What makes Alvaro Castro’s wines unique? He has the oldest vines, yielding profound concentration paired with ethereal elegance. Castro’s wines have extraordinary value and are marked by an intuitive, ‘less is more’ approach winemaking and sustainable agriculture. Alvaro Castro has established himself as the region’s pre-eminent winemaking mind, crafting elegant wines of place that showcase the explosive aromatics and cool-climate freshness that are intrinsic to this special terroir.
Best known for intense, impressive and age-worthy fortified wines, Portugal relies almost exclusively on its many indigenous grape varieties. Bordering Spain to its north and east, and the Atlantic Ocean on its west and south coasts, this is a land where tradition reigns supreme, due to its relative geographical and, for much of the 20th century, political isolation. A long and narrow but small country, Portugal claims considerable diversity in climate and wine styles, with milder weather in the north and significantly more rainfall near the coast.

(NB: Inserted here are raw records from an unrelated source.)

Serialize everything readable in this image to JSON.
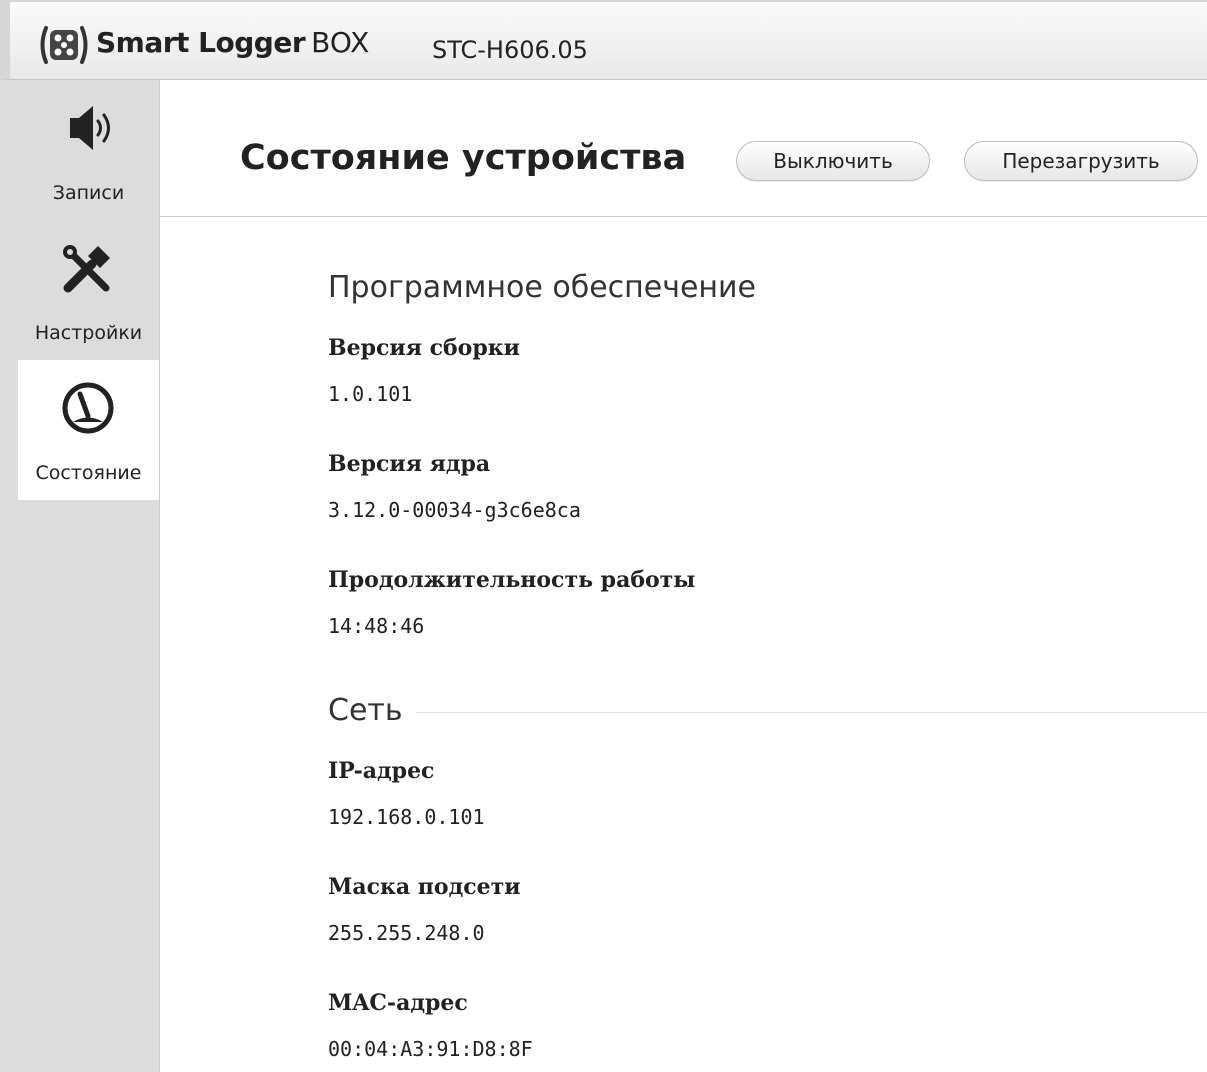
{
  "app": {
    "brand_bold": "Smart Logger",
    "brand_light": "BOX",
    "model": "STC-H606.05"
  },
  "sidebar": {
    "items": [
      {
        "label": "Записи",
        "icon": "speaker-icon",
        "active": false
      },
      {
        "label": "Настройки",
        "icon": "tools-icon",
        "active": false
      },
      {
        "label": "Состояние",
        "icon": "gauge-icon",
        "active": true
      }
    ]
  },
  "page": {
    "title": "Состояние устройства",
    "shutdown_label": "Выключить",
    "reboot_label": "Перезагрузить"
  },
  "software": {
    "title": "Программное обеспечение",
    "build_label": "Версия сборки",
    "build_value": "1.0.101",
    "kernel_label": "Версия ядра",
    "kernel_value": "3.12.0-00034-g3c6e8ca",
    "uptime_label": "Продолжительность работы",
    "uptime_value": "14:48:46"
  },
  "network": {
    "title": "Сеть",
    "ip_label": "IP-адрес",
    "ip_value": "192.168.0.101",
    "mask_label": "Маска подсети",
    "mask_value": "255.255.248.0",
    "mac_label": "MAC-адрес",
    "mac_value": "00:04:A3:91:D8:8F"
  }
}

While Port (named after its city of Oporto on the Atlantic Coast at the end of the Douro Valley), made Portugal famous, Portugal is also an excellent source of dry red and white Portuguese wines of various styles.

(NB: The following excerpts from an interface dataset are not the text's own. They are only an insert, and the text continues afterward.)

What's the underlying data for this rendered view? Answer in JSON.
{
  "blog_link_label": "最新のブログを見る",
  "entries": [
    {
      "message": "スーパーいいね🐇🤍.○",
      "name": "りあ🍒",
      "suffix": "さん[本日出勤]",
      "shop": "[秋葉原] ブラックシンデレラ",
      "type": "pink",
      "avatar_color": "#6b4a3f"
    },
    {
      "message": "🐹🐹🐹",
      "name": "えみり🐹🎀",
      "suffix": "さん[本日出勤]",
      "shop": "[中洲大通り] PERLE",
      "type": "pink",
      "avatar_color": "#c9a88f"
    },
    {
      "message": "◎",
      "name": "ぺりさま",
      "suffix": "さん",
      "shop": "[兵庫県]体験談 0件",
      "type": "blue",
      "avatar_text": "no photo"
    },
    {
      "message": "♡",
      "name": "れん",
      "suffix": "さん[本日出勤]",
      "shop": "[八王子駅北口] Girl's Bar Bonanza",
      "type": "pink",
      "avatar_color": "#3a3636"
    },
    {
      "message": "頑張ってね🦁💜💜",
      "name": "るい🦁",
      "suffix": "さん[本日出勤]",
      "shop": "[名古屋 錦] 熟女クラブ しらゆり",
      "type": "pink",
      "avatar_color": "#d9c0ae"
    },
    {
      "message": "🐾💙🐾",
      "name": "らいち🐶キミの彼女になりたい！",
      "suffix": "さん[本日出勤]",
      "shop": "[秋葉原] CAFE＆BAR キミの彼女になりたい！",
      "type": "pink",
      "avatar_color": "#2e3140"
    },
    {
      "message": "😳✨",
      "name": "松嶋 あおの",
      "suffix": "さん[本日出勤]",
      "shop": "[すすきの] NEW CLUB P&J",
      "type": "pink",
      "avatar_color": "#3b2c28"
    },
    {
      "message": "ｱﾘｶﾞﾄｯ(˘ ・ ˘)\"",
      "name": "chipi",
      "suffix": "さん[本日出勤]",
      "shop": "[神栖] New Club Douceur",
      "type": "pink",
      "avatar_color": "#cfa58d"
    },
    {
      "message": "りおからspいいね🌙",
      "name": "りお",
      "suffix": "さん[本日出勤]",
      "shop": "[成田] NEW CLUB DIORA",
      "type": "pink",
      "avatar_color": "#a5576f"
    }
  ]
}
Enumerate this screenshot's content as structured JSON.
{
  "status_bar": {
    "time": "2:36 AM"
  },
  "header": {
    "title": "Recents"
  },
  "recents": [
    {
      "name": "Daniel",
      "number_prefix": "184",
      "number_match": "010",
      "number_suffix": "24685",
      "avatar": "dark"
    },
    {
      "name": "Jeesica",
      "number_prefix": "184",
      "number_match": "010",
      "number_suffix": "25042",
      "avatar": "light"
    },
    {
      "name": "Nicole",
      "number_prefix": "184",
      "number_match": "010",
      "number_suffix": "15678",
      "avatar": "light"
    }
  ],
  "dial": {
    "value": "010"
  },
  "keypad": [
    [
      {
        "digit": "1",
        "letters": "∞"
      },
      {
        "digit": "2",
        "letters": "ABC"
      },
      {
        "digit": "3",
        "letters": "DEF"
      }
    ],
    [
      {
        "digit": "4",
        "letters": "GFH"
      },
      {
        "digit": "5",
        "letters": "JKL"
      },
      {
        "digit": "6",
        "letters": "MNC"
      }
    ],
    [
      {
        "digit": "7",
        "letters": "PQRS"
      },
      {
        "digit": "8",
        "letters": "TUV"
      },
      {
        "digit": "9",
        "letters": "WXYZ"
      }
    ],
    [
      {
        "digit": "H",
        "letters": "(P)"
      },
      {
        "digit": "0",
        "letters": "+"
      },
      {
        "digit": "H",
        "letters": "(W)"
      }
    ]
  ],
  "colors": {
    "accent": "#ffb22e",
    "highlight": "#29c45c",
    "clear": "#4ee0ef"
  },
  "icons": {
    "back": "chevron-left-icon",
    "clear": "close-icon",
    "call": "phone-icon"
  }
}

The Douro Valley produces full-bodied and concentrated dry red Portuguese wines made from the same set of grape varieties used for Port, which include Touriga Nacional, Tinta Roriz (Spain’s Tempranillo), Touriga Franca, Tinta Barroca and Tinto Cão, among a long list of others in minor proportions.
Other dry Portuguese wines include the tart, slightly effervescent Vinho Verde white wine, made in the north, and the bright, elegant reds and whites of the Dão as well as the bold, and fruit-driven reds and whites of the southern, Alentejo.
The nation’s other important fortified wine, Madeira, is produced on the eponymous island off the North African coast.
With hundreds of red grape varieties to choose from, winemakers have the freedom to create a virtually endless assortment of blended red wines. In many European regions, strict laws are in place determining the set of varieties that may be used, but in the New World, experimentation is permitted and encouraged resulting in a wide variety of red wine styles. Blending can be utilized to enhance balance or create complexity, lending different layers of flavors and aromas. For example, a red wine blend variety that creates a fruity and full-bodied wine would do well combined with one that is naturally high in acidity and tannins. Sometimes small amounts of a particular variety are added to boost color or aromatics. Blending can take place before or after fermentation, with the latter, more popular option giving more control to the winemaker over the final qualities of the wine.
How to Serve Red Wine
A common piece of advice is to serve red wine at “room temperature,” but this suggestion is imprecise. After all, room temperature in January is likely to be quite different than in August, even considering the possible effect of central heating and air conditioning systems. The proper temperature to aim for is 55° F to 60° F for lighter-bodied reds and 60° F to 65° F for fuller-bodied wines. How much does this matter?
How Long Does Red Wine Last?
Once opened and re-corked, a bottle stored in a cool, dark environment (like your fridge) will stay fresh and nicely drinkable for a day or two. There are products available that can extend that period by a couple of days. As for unopened bottles, optimal storage means keeping them on their sides in a moderately humid environment at about 57° F. Red wines stored in this manner will stay good – and possibly improve – for anywhere from one year to multiple decades. Assessing how long to hold on to a bottle is a complicated science. If you are planning long-term storage of your reds, seek the advice of a wine professional.